Look for the string "crafting" in the listing below, then copy every line that has it.

──────── Available records

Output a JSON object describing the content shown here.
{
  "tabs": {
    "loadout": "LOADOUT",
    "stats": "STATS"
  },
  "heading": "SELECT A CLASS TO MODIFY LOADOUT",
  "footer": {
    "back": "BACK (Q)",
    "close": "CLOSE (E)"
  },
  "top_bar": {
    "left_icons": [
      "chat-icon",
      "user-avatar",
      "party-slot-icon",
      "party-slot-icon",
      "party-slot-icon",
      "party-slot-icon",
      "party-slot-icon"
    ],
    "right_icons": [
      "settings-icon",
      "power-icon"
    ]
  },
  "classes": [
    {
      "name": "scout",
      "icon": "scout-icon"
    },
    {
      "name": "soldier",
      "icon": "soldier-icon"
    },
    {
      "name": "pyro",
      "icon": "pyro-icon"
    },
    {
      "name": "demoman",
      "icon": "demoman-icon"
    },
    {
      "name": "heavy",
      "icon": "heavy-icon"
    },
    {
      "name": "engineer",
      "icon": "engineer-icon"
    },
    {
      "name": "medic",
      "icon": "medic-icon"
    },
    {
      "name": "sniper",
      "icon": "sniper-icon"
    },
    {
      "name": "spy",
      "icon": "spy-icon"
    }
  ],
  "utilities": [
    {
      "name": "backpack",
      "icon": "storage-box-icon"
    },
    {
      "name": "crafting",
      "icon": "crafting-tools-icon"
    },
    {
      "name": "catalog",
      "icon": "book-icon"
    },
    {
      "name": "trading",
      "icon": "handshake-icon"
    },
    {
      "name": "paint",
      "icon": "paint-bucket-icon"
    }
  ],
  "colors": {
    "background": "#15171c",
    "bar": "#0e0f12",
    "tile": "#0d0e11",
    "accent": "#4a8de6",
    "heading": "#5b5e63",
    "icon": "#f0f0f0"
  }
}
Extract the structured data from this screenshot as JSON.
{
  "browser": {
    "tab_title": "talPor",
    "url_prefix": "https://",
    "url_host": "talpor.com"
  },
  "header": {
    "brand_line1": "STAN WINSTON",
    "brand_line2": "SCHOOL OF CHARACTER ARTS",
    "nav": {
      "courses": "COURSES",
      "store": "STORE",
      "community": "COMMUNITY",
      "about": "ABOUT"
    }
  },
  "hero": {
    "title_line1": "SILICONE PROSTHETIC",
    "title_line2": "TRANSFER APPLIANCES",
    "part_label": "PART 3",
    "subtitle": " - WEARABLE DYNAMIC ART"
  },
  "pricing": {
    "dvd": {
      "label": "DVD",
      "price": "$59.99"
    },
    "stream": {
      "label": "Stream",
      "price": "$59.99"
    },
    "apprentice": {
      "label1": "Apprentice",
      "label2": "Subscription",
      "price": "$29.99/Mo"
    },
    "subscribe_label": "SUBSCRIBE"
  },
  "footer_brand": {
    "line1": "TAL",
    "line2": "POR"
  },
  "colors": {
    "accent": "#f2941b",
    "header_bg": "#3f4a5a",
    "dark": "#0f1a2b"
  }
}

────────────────

■ Answer space
      "name": "crafting",
      "icon": "crafting-tools-icon"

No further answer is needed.